┌──

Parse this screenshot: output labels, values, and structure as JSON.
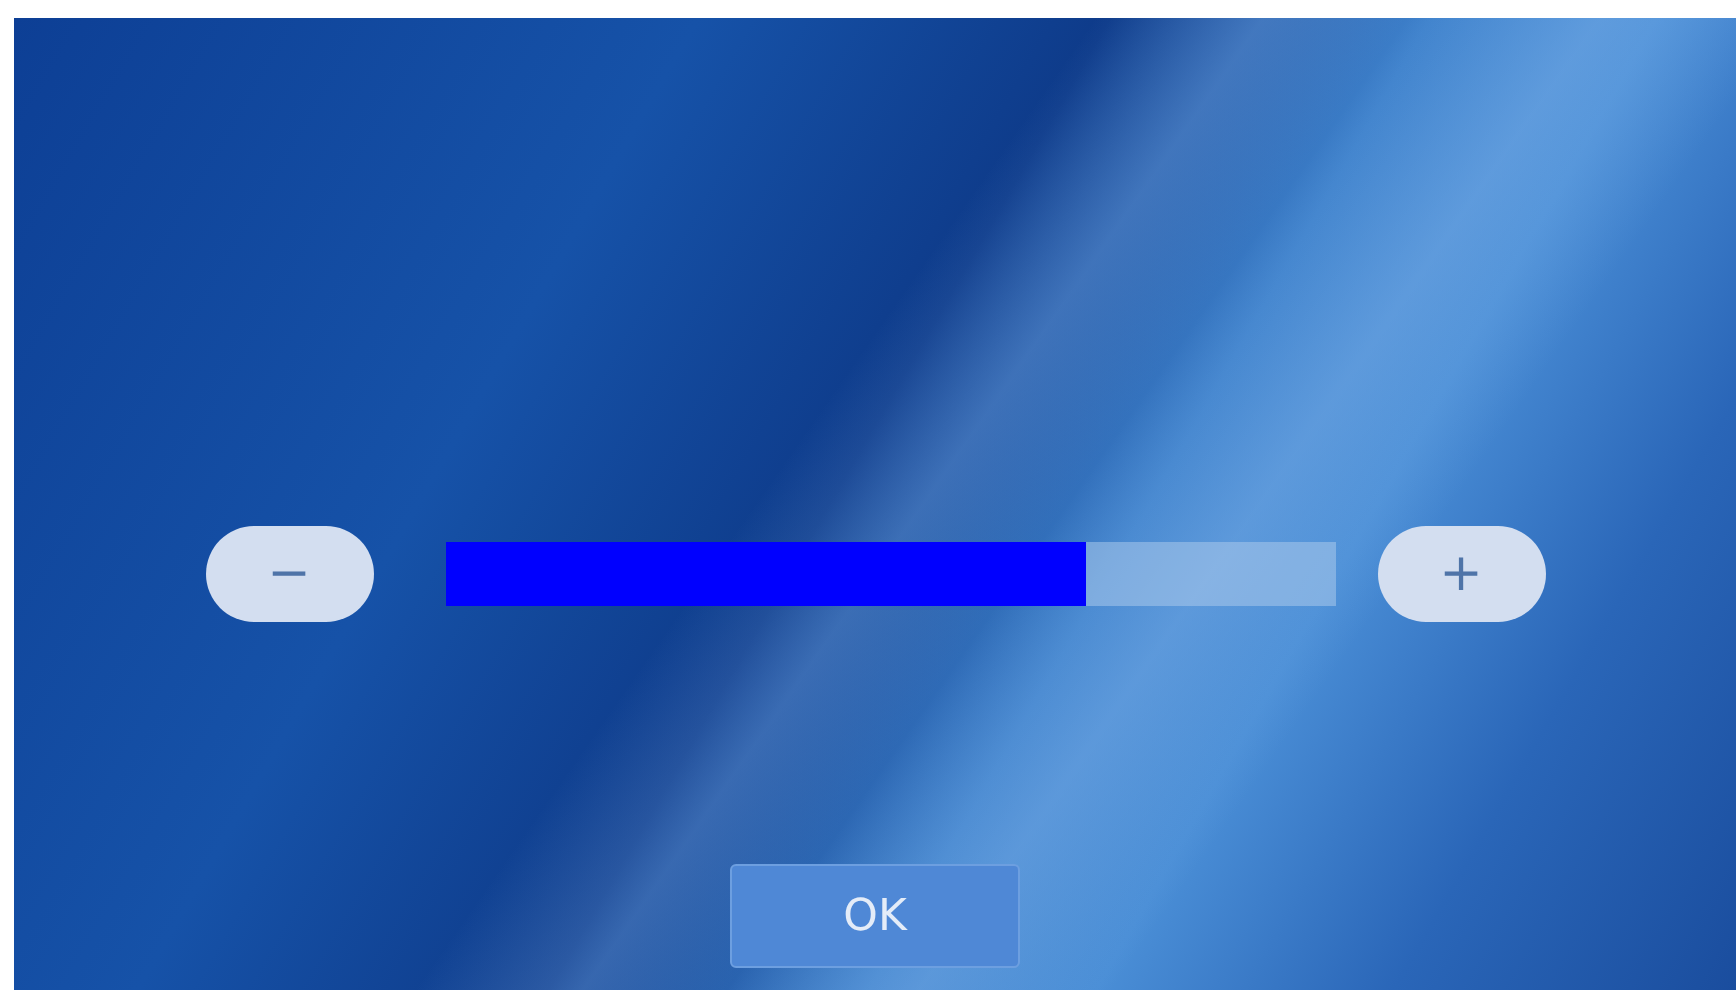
{
  "slider": {
    "decrease_label": "−",
    "increase_label": "+",
    "level": 0.72
  },
  "buttons": [
    "OK"
  ]
}
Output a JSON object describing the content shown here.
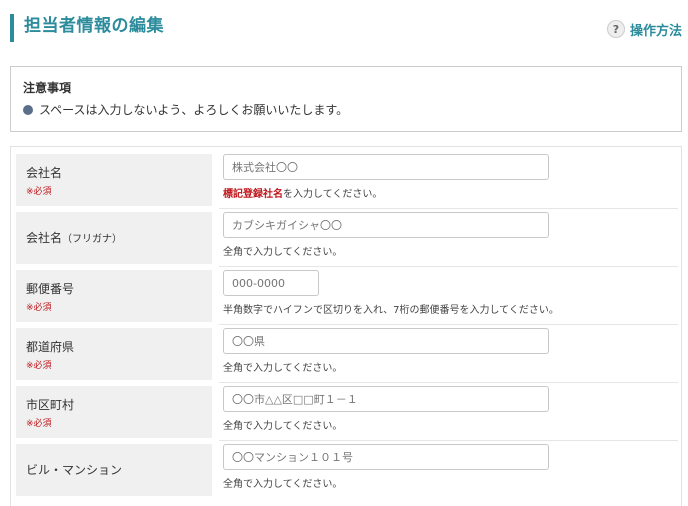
{
  "header": {
    "title": "担当者情報の編集",
    "help_icon": "question-circle-icon",
    "help_label": "操作方法"
  },
  "notice": {
    "title": "注意事項",
    "items": [
      "スペースは入力しないよう、よろしくお願いいたします。"
    ]
  },
  "form": {
    "company": {
      "label": "会社名",
      "required": "※必須",
      "placeholder": "株式会社〇〇",
      "help_emph": "標記登録社名",
      "help_rest": "を入力してください。"
    },
    "company_kana": {
      "label": "会社名",
      "label_suffix": "（フリガナ）",
      "placeholder": "カブシキガイシャ〇〇",
      "help": "全角で入力してください。"
    },
    "postal": {
      "label": "郵便番号",
      "required": "※必須",
      "placeholder": "000-0000",
      "help": "半角数字でハイフンで区切りを入れ、7桁の郵便番号を入力してください。"
    },
    "prefecture": {
      "label": "都道府県",
      "required": "※必須",
      "placeholder": "〇〇県",
      "help": "全角で入力してください。"
    },
    "city": {
      "label": "市区町村",
      "required": "※必須",
      "placeholder": "〇〇市△△区□□町１－１",
      "help": "全角で入力してください。"
    },
    "building": {
      "label": "ビル・マンション",
      "placeholder": "〇〇マンション１０１号",
      "help": "全角で入力してください。"
    }
  },
  "colors": {
    "accent": "#2c8c9c",
    "required": "#c0171c",
    "label_bg": "#f0f0f0"
  }
}
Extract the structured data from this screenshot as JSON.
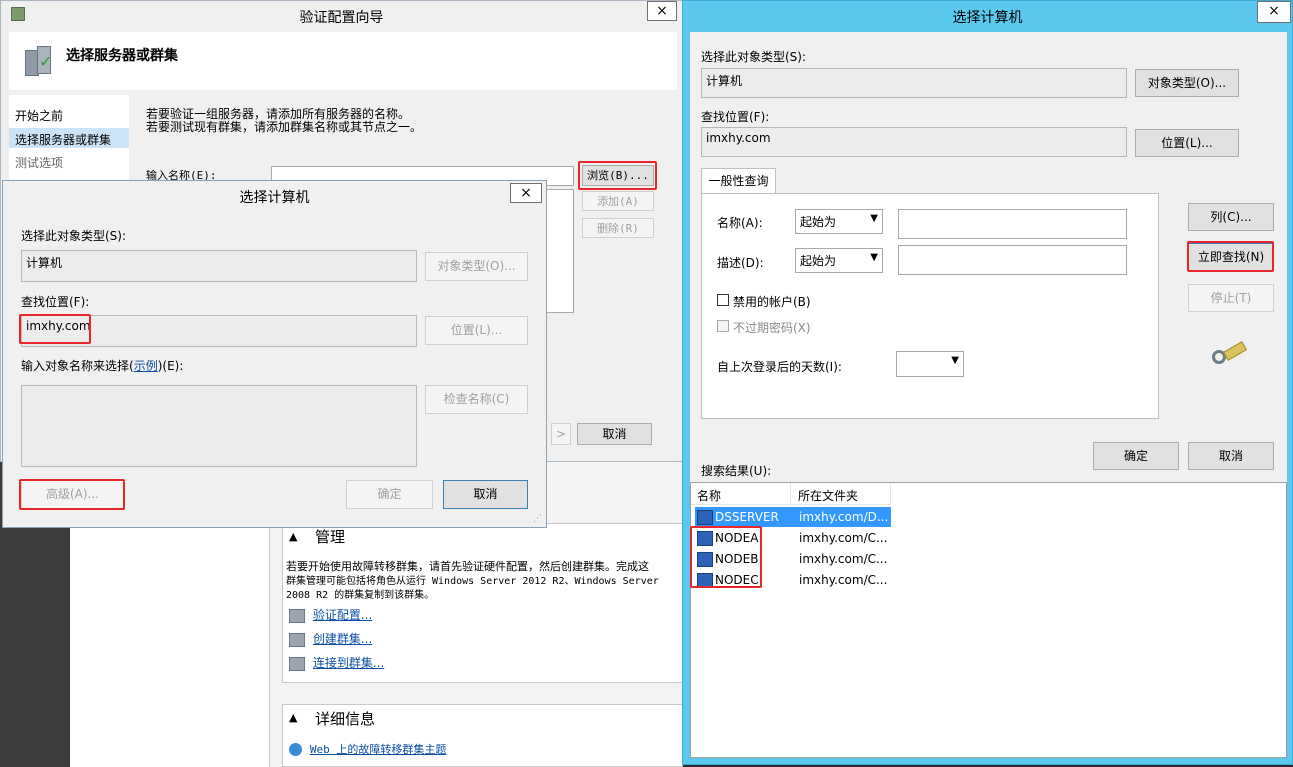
{
  "wizard": {
    "title": "验证配置向导",
    "heading": "选择服务器或群集",
    "nav": [
      "开始之前",
      "选择服务器或群集",
      "测试选项"
    ],
    "desc_line1": "若要验证一组服务器，请添加所有服务器的名称。",
    "desc_line2": "若要测试现有群集，请添加群集名称或其节点之一。",
    "enter_name_label": "输入名称(E):",
    "browse_label": "浏览(B)...",
    "add_label": "添加(A)",
    "remove_label": "删除(R)",
    "next_arrow": ">",
    "cancel_label": "取消"
  },
  "background_console": {
    "manage_header": "管理",
    "manage_text1": "若要开始使用故障转移群集，请首先验证硬件配置，然后创建群集。完成这",
    "manage_text2": "群集管理可能包括将角色从运行 Windows Server 2012 R2、Windows Server",
    "manage_text3": "2008 R2 的群集复制到该群集。",
    "links": [
      "验证配置...",
      "创建群集...",
      "连接到群集..."
    ],
    "details_header": "详细信息",
    "details_link": "Web 上的故障转移群集主题",
    "close_x": "×"
  },
  "small_dialog": {
    "title": "选择计算机",
    "object_type_label": "选择此对象类型(S):",
    "object_type_value": "计算机",
    "object_type_btn": "对象类型(O)...",
    "location_label": "查找位置(F):",
    "location_value": "imxhy.com",
    "location_btn": "位置(L)...",
    "enter_names_prefix": "输入对象名称来选择(",
    "enter_names_link": "示例",
    "enter_names_suffix": ")(E):",
    "check_names_btn": "检查名称(C)",
    "advanced_btn": "高级(A)...",
    "ok_btn": "确定",
    "cancel_btn": "取消",
    "close_x": "×"
  },
  "big_dialog": {
    "title": "选择计算机",
    "object_type_label": "选择此对象类型(S):",
    "object_type_value": "计算机",
    "object_type_btn": "对象类型(O)...",
    "location_label": "查找位置(F):",
    "location_value": "imxhy.com",
    "location_btn": "位置(L)...",
    "tab_label": "一般性查询",
    "name_label": "名称(A):",
    "name_mode": "起始为",
    "desc_label": "描述(D):",
    "desc_mode": "起始为",
    "disabled_accounts": "禁用的帐户(B)",
    "non_expiring": "不过期密码(X)",
    "days_label": "自上次登录后的天数(I):",
    "columns_btn": "列(C)...",
    "find_now_btn": "立即查找(N)",
    "stop_btn": "停止(T)",
    "ok_btn": "确定",
    "cancel_btn": "取消",
    "results_label": "搜索结果(U):",
    "columns": [
      "名称",
      "所在文件夹"
    ],
    "rows": [
      {
        "name": "DSSERVER",
        "folder": "imxhy.com/D..."
      },
      {
        "name": "NODEA",
        "folder": "imxhy.com/C..."
      },
      {
        "name": "NODEB",
        "folder": "imxhy.com/C..."
      },
      {
        "name": "NODEC",
        "folder": "imxhy.com/C..."
      }
    ],
    "close_x": "×",
    "titlebar_color": "#5bc9ee",
    "highlight_color": "#e8262b",
    "selection_color": "#3399ff"
  }
}
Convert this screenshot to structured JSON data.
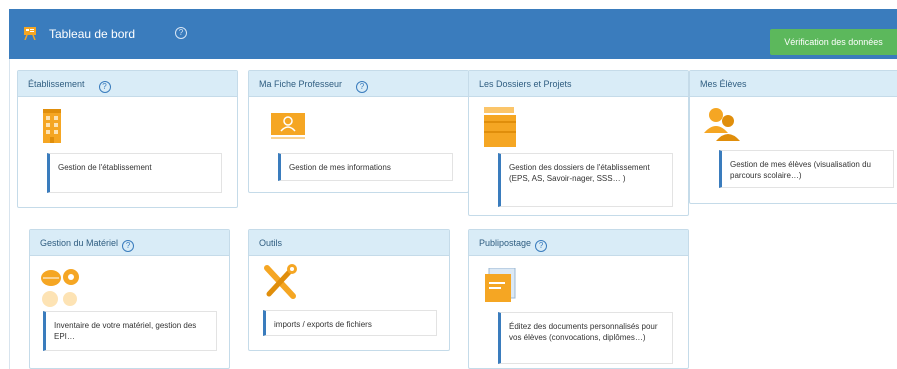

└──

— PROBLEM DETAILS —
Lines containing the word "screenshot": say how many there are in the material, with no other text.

— PROBLEM SOLUTION —
3